*All undergraduate students interested in understanding microbial interactions with eukaryotic hosts.
*Members of minorities underrepresented in science, undergraduates from small colleges, and first-generation college students.
*Applicants must be United Stated citizens or permanent residents and at least 18 years old.”
For the past four days, I have been in Monterrey, Mexico, where I have been fostering international scientific relations in meetings and in the mountains. It was my very first trip to Mexico, and it was an amazing experience.
At dinner, I had the opportunity to meet Jose’s wife,
Alecia, who is also a researcher, and their son, and discuss everything from
aflatoxin to Stephen King’s “It” (we discovered that their son and I were both

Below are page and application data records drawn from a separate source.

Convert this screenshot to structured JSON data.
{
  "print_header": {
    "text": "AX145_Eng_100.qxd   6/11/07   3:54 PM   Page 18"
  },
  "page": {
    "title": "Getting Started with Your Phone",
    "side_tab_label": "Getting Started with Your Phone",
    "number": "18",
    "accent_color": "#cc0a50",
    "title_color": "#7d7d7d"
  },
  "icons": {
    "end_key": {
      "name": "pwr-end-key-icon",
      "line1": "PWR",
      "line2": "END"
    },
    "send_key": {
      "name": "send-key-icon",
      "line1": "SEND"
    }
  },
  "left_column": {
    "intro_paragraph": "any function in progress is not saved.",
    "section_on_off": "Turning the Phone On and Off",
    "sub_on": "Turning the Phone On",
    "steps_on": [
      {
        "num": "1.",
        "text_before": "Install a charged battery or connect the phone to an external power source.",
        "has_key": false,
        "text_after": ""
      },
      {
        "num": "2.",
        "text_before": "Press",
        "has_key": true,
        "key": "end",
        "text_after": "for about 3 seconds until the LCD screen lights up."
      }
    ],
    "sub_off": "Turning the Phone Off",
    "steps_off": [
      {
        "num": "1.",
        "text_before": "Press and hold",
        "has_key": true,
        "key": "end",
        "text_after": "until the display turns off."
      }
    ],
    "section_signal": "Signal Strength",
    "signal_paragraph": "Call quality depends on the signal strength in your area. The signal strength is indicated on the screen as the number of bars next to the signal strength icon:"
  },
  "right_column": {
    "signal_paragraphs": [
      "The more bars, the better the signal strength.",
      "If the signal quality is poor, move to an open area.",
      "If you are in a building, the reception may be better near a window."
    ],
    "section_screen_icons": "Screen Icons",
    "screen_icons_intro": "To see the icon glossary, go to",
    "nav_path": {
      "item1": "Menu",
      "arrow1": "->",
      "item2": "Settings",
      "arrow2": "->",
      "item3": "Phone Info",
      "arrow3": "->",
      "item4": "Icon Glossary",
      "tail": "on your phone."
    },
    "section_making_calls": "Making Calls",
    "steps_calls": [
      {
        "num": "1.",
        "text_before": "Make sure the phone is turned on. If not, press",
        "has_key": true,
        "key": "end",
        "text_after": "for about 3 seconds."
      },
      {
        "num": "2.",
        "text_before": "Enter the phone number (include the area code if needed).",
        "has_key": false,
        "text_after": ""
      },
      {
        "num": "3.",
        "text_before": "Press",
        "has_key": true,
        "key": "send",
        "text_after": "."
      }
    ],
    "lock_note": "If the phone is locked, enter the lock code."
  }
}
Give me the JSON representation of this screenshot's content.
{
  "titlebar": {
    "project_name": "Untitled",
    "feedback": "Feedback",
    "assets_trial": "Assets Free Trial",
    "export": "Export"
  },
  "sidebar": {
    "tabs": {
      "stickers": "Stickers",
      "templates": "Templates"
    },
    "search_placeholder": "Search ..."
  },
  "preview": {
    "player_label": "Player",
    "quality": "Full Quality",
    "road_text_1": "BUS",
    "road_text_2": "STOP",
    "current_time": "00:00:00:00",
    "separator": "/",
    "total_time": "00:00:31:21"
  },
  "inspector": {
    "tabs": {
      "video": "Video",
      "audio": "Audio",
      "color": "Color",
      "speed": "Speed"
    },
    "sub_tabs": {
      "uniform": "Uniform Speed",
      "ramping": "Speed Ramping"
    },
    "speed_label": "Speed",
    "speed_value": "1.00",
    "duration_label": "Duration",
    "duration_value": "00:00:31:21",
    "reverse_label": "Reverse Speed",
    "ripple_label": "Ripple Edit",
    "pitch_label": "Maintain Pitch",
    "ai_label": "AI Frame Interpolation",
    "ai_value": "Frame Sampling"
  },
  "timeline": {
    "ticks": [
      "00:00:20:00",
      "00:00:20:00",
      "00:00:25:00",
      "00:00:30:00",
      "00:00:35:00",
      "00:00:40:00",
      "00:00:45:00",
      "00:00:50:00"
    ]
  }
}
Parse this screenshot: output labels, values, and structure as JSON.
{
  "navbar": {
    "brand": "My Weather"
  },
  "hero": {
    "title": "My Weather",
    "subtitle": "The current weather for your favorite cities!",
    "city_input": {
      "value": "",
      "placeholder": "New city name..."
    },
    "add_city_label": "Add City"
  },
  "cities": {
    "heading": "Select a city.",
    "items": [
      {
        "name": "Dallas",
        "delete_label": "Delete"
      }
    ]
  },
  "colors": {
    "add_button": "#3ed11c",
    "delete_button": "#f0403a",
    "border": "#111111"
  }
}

reading It when I discussed living in Maine, not far from Derry).
The next day, I woke up at 3:45 am to travel to the mountains for an incredible experience: a small-group tour in Matacanes canyon led by Daniel, a mountaineer with 20 years of experience and owner of Todo Avetura. He and Omar, another guide, led us for 12 hours and taught us about Matacanes canyon while we trekked 13 kilometers (8.7 miles) down waterfalls, through caves, over boulders, and over cliffs. Even the drive into and out of the canyon was an adventure; the steep road into the mountains fords rivers and winds along cliff faces. In the canyon, I got to do many things for the first time, including rappel down the side of two waterfalls; 27 m (88.6 ft) and 15 m (49.2 ft) into a cave, swim through the absolute dark of a river cave system, and jump off of several cliffs into the water below, including a 9.5 meter (31 ft) jump! It was supposed to be 10 meters, but that looked just a little too terrifying to try so I chose a spot that looked friendlier. Turns out that jumping 9.5 meters is a lot like getting up to present in front of a large audience, you just have to get up there and do it before you have time to think about and psych yourself out.
The guides were really passionate about the mountains, and they were particular about safety and not rushing or pushing us to the point where we would get hurt. If you have the chance, and the cohones, to go to Matacanes, I highly recommend Todo Aventura.
On Monday, sore but no worse for wear, I gingerly toured some of the facilities where Jose is currently working, MNA, an animal nutrition company. I met with company president and nutritionist Dr. Jorge Kawas, and Jose, Jorge, and I discussed the role of microbes in animal nutrition and health.
Monday night, I got to chat one-on-one with Professor T.J. Nagaraja, an author on theSaccharomyces review and a prominent researcher in rumen acidosis, cattle health, and infectious disease.
The main reason for my trip to Monterrey was to attend and speak at the XXII UANL-Engorda de Bovinos en Corral Symposium. I presented the opening seminar titled “Raising feedlot cattle with good microbes in mind” (“Cria y engorda de ganado con buenos microbios en mente”). The video can be found here, and slides with presentation notes here:
Organized by MNA and UANL, the university in Monterrey, the symposium brings together researchers, producers, animal industry professionals, and students to discuss animal health in feedlot cattle. I was honored to give the opening talk, which will be available online soon, and pleased to hear that the audience did in fact like microbes more than before my seminar! Usually when I start talking about the gut microbiome people have the urge to run off and wash their hands…
Unfortunately, I had to jump back
on a plane shortly after my talk, as I am heading to give a different
presentation at the Wildlife Society meeting in Reno, Nevada tomorrow! But, I
have plenty of memories and new project ideas to remember my trip by, and
hopefully I will come back to Monterrey soon!